Problem details. Would you please copy every line below that includes the string "text"?

Listed records.
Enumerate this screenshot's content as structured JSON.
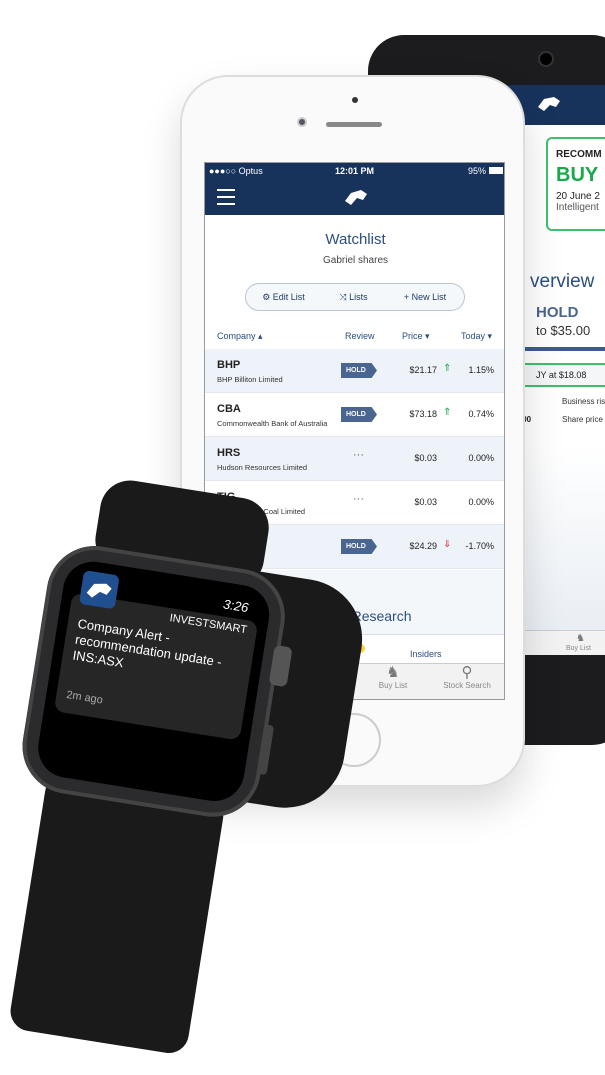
{
  "android": {
    "recommendation_label": "RECOMM",
    "recommendation": "BUY",
    "date": "20 June 2",
    "source": "Intelligent",
    "overview_title": "verview",
    "overview_rating": "HOLD",
    "overview_range": "to $35.00",
    "buy_at": "JY at $18.08",
    "business_risk": "Business risk",
    "share_price_value": ".00",
    "share_price_risk": "Share price risk",
    "tab_buy_list": "Buy List",
    "colors": {
      "nav": "#17335c",
      "buy": "#19a84a"
    }
  },
  "iphone": {
    "status": {
      "carrier": "●●●○○ Optus",
      "time": "12:01 PM",
      "battery": "95%"
    },
    "title": "Watchlist",
    "subtitle": "Gabriel shares",
    "buttons": {
      "edit": "Edit List",
      "lists": "Lists",
      "new": "New List"
    },
    "columns": {
      "company": "Company ▴",
      "review": "Review",
      "price": "Price ▾",
      "today": "Today ▾"
    },
    "rows": [
      {
        "ticker": "BHP",
        "name": "BHP Billiton Limited",
        "review": "HOLD",
        "price": "$21.17",
        "direction": "up",
        "change": "1.15%"
      },
      {
        "ticker": "CBA",
        "name": "Commonwealth Bank of Australia",
        "review": "HOLD",
        "price": "$73.18",
        "direction": "up",
        "change": "0.74%"
      },
      {
        "ticker": "HRS",
        "name": "Hudson Resources Limited",
        "review": "···",
        "price": "$0.03",
        "direction": "",
        "change": "0.00%"
      },
      {
        "ticker": "TIG",
        "name": "Tigers Realm Coal Limited",
        "review": "···",
        "price": "$0.03",
        "direction": "",
        "change": "0.00%"
      },
      {
        "ticker": "",
        "name": "",
        "review": "HOLD",
        "price": "$24.29",
        "direction": "down",
        "change": "-1.70%"
      }
    ],
    "section": "News & Research",
    "subtabs": {
      "announcements": "nts",
      "badge": "28",
      "insiders": "Insiders"
    },
    "tabbar": {
      "buy_list": "Buy List",
      "stock_search": "Stock Search"
    },
    "colors": {
      "nav": "#17335c",
      "up": "#19a84a",
      "down": "#e0323c",
      "badge": "#4a6590"
    }
  },
  "watch": {
    "time": "3:26",
    "app": "INVESTSMART",
    "message": "Company Alert - recommendation update - INS:ASX",
    "ago": "2m ago"
  }
}
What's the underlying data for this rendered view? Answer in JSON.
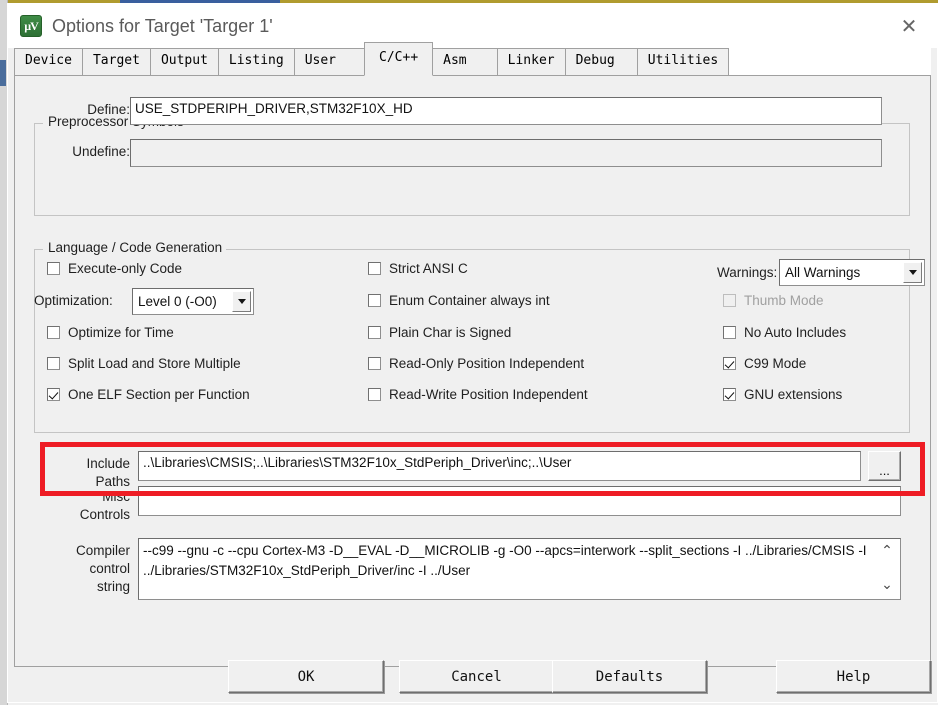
{
  "window": {
    "title": "Options for Target 'Targer 1'",
    "icon": "keil-uvision-icon",
    "close_label": "✕"
  },
  "tabs": [
    {
      "label": "Device",
      "active": false
    },
    {
      "label": "Target",
      "active": false
    },
    {
      "label": "Output",
      "active": false
    },
    {
      "label": "Listing",
      "active": false
    },
    {
      "label": "User",
      "active": false
    },
    {
      "label": "C/C++",
      "active": true
    },
    {
      "label": "Asm",
      "active": false
    },
    {
      "label": "Linker",
      "active": false
    },
    {
      "label": "Debug",
      "active": false
    },
    {
      "label": "Utilities",
      "active": false
    }
  ],
  "preprocessor": {
    "group_title": "Preprocessor Symbols",
    "define_label": "Define:",
    "define_value": "USE_STDPERIPH_DRIVER,STM32F10X_HD",
    "undefine_label": "Undefine:",
    "undefine_value": ""
  },
  "language": {
    "group_title": "Language / Code Generation",
    "col1": [
      {
        "label": "Execute-only Code",
        "checked": false,
        "disabled": false
      },
      {
        "label": "Optimize for Time",
        "checked": false,
        "disabled": false
      },
      {
        "label": "Split Load and Store Multiple",
        "checked": false,
        "disabled": false
      },
      {
        "label": "One ELF Section per Function",
        "checked": true,
        "disabled": false
      }
    ],
    "col2": [
      {
        "label": "Strict ANSI C",
        "checked": false,
        "disabled": false
      },
      {
        "label": "Enum Container always int",
        "checked": false,
        "disabled": false
      },
      {
        "label": "Plain Char is Signed",
        "checked": false,
        "disabled": false
      },
      {
        "label": "Read-Only Position Independent",
        "checked": false,
        "disabled": false
      },
      {
        "label": "Read-Write Position Independent",
        "checked": false,
        "disabled": false
      }
    ],
    "col3": [
      {
        "label": "Thumb Mode",
        "checked": false,
        "disabled": true
      },
      {
        "label": "No Auto Includes",
        "checked": false,
        "disabled": false
      },
      {
        "label": "C99 Mode",
        "checked": true,
        "disabled": false
      },
      {
        "label": "GNU extensions",
        "checked": true,
        "disabled": false
      }
    ],
    "optimization_label": "Optimization:",
    "optimization_value": "Level 0 (-O0)",
    "warnings_label": "Warnings:",
    "warnings_value": "All Warnings"
  },
  "paths": {
    "include_label_line1": "Include",
    "include_label_line2": "Paths",
    "include_value": "..\\Libraries\\CMSIS;..\\Libraries\\STM32F10x_StdPeriph_Driver\\inc;..\\User",
    "browse_label": "...",
    "misc_label_line1": "Misc",
    "misc_label_line2": "Controls",
    "misc_value": "",
    "compiler_label_line1": "Compiler",
    "compiler_label_line2": "control",
    "compiler_label_line3": "string",
    "compiler_value": "--c99 --gnu -c --cpu Cortex-M3 -D__EVAL -D__MICROLIB -g -O0 --apcs=interwork --split_sections -I ../Libraries/CMSIS -I ../Libraries/STM32F10x_StdPeriph_Driver/inc -I ../User",
    "scroll_up_icon": "⌃",
    "scroll_down_icon": "⌄"
  },
  "buttons": [
    {
      "label": "OK"
    },
    {
      "label": "Cancel"
    },
    {
      "label": "Defaults"
    },
    {
      "label": "Help"
    }
  ],
  "annotation": {
    "color": "#ee1c24",
    "target": "include-paths-row"
  }
}
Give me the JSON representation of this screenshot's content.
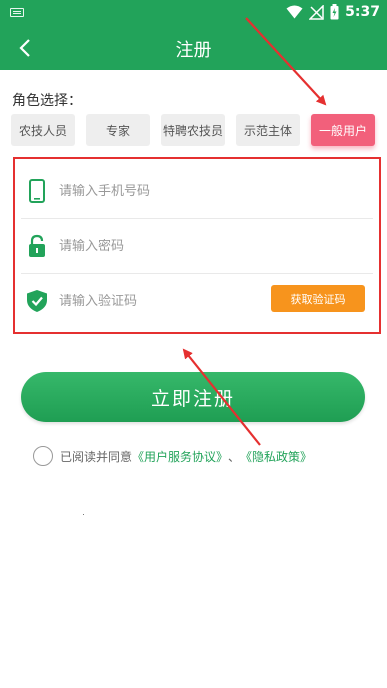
{
  "status_bar": {
    "time": "5:37"
  },
  "header": {
    "title": "注册",
    "back_icon": "back-arrow-icon"
  },
  "roles": {
    "label": "角色选择：",
    "items": [
      {
        "label": "农技人员",
        "selected": false
      },
      {
        "label": "专家",
        "selected": false
      },
      {
        "label": "特聘农技员",
        "selected": false
      },
      {
        "label": "示范主体",
        "selected": false
      },
      {
        "label": "一般用户",
        "selected": true
      }
    ]
  },
  "form": {
    "phone_placeholder": "请输入手机号码",
    "password_placeholder": "请输入密码",
    "code_placeholder": "请输入验证码",
    "get_code_label": "获取验证码"
  },
  "register_button": "立即注册",
  "agreement": {
    "prefix": "已阅读并同意",
    "user_service": "《用户服务协议》",
    "separator": "、",
    "privacy": "《隐私政策》"
  },
  "colors": {
    "primary_green": "#22a35a",
    "selected_role": "#f2607b",
    "code_button": "#f7941d",
    "annotation_red": "#e53030"
  }
}
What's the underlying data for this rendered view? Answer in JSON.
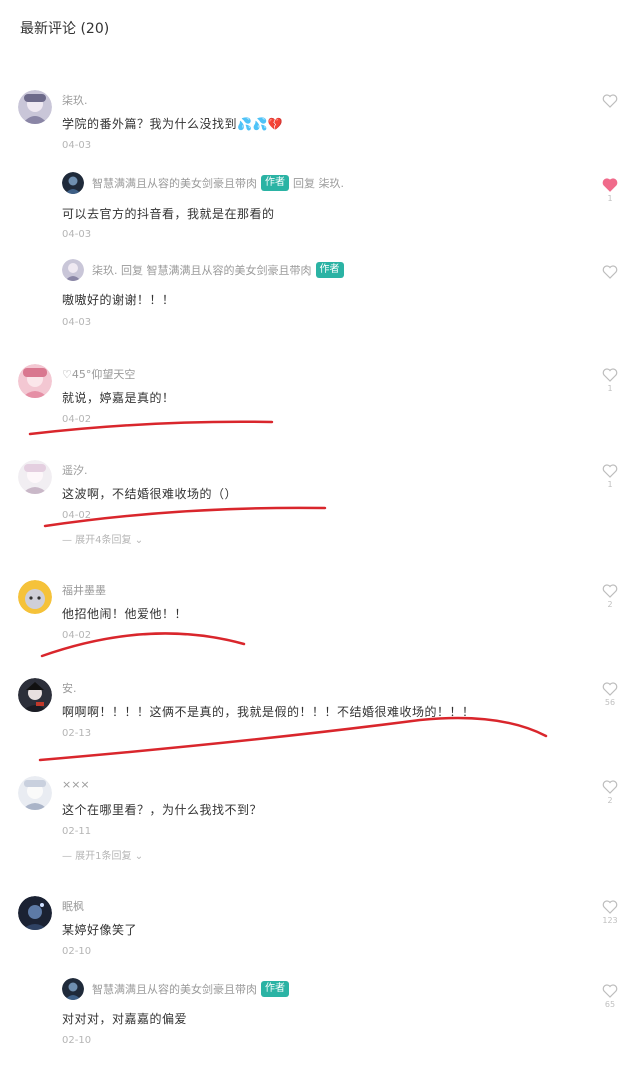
{
  "header": {
    "title": "最新评论 (20)"
  },
  "colors": {
    "accent": "#2bb3a4",
    "like_active": "#f06b8b",
    "red_marks": "#d9262c"
  },
  "comments": [
    {
      "name": "柒玖.",
      "text": "学院的番外篇？我为什么没找到💦💦💔",
      "date": "04-03",
      "likes": "",
      "liked": false,
      "replies": [
        {
          "name": "智慧满满且从容的美女剑豪且带肉",
          "badge": "作者",
          "reply_to": "回复 柒玖.",
          "text": "可以去官方的抖音看，我就是在那看的",
          "date": "04-03",
          "likes": "1",
          "liked": true
        },
        {
          "name": "柒玖. 回复 智慧满满且从容的美女剑豪且带肉",
          "badge": "作者",
          "reply_to": "",
          "text": "嗷嗷好的谢谢！！！",
          "date": "04-03",
          "likes": "",
          "liked": false
        }
      ]
    },
    {
      "name": "♡45°仰望天空",
      "text": "就说，婷嘉是真的！",
      "date": "04-02",
      "likes": "1",
      "liked": false
    },
    {
      "name": "遥汐.",
      "text": "这波啊，不结婚很难收场的（）",
      "date": "04-02",
      "likes": "1",
      "liked": false,
      "more": "— 展开4条回复 ⌄"
    },
    {
      "name": "福井墨墨",
      "text": "他招他闹！他爱他！！",
      "date": "04-02",
      "likes": "2",
      "liked": false
    },
    {
      "name": "安.",
      "text": "啊啊啊！！！！这俩不是真的，我就是假的！！！不结婚很难收场的！！！",
      "date": "02-13",
      "likes": "56",
      "liked": false
    },
    {
      "name": "×××",
      "text": "这个在哪里看？，为什么我找不到？",
      "date": "02-11",
      "likes": "2",
      "liked": false,
      "more": "— 展开1条回复 ⌄"
    },
    {
      "name": "眠枫",
      "text": "某婷好像笑了",
      "date": "02-10",
      "likes": "123",
      "liked": false,
      "replies": [
        {
          "name": "智慧满满且从容的美女剑豪且带肉",
          "badge": "作者",
          "reply_to": "",
          "text": "对对对，对嘉嘉的偏爱",
          "date": "02-10",
          "likes": "65",
          "liked": false
        }
      ]
    }
  ]
}
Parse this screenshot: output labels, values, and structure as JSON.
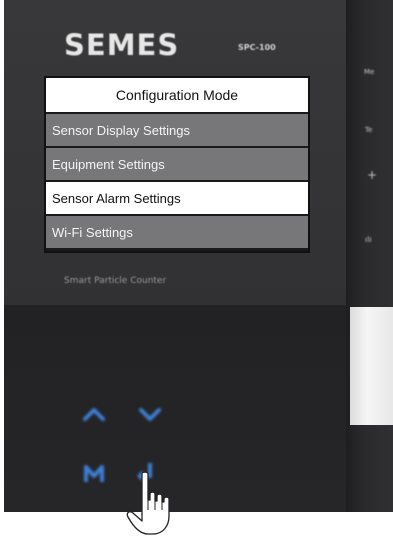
{
  "device": {
    "brand": "SEMES",
    "model": "SPC-100",
    "subtitle": "Smart Particle Counter",
    "side_labels": [
      "Me",
      "Te",
      "+",
      "ılı"
    ]
  },
  "menu": {
    "title": "Configuration Mode",
    "items": [
      {
        "label": "Sensor Display Settings",
        "state": "normal"
      },
      {
        "label": "Equipment Settings",
        "state": "normal"
      },
      {
        "label": "Sensor Alarm Settings",
        "state": "selected"
      },
      {
        "label": "Wi-Fi Settings",
        "state": "normal"
      }
    ]
  },
  "buttons": {
    "up_icon": "chevron-up-icon",
    "down_icon": "chevron-down-icon",
    "mode_icon": "M",
    "enter_icon": "enter-icon",
    "glow_color": "#3f7fd6"
  },
  "colors": {
    "menu_normal": "#777779",
    "menu_selected": "#ffffff",
    "device_body": "#333335"
  }
}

Solved problem.
      "text": "学院的番外篇？我为什么没找到💦💦💔",
          "text": "可以去官方的抖音看，我就是在那看的",
          "text": "嗷嗷好的谢谢！！！",
      "text": "就说，婷嘉是真的！",
      "text": "这波啊，不结婚很难收场的（）",
      "text": "他招他闹！他爱他！！",
      "text": "啊啊啊！！！！这俩不是真的，我就是假的！！！不结婚很难收场的！！！",
      "text": "这个在哪里看？，为什么我找不到？",
      "text": "某婷好像笑了",
          "text": "对对对，对嘉嘉的偏爱",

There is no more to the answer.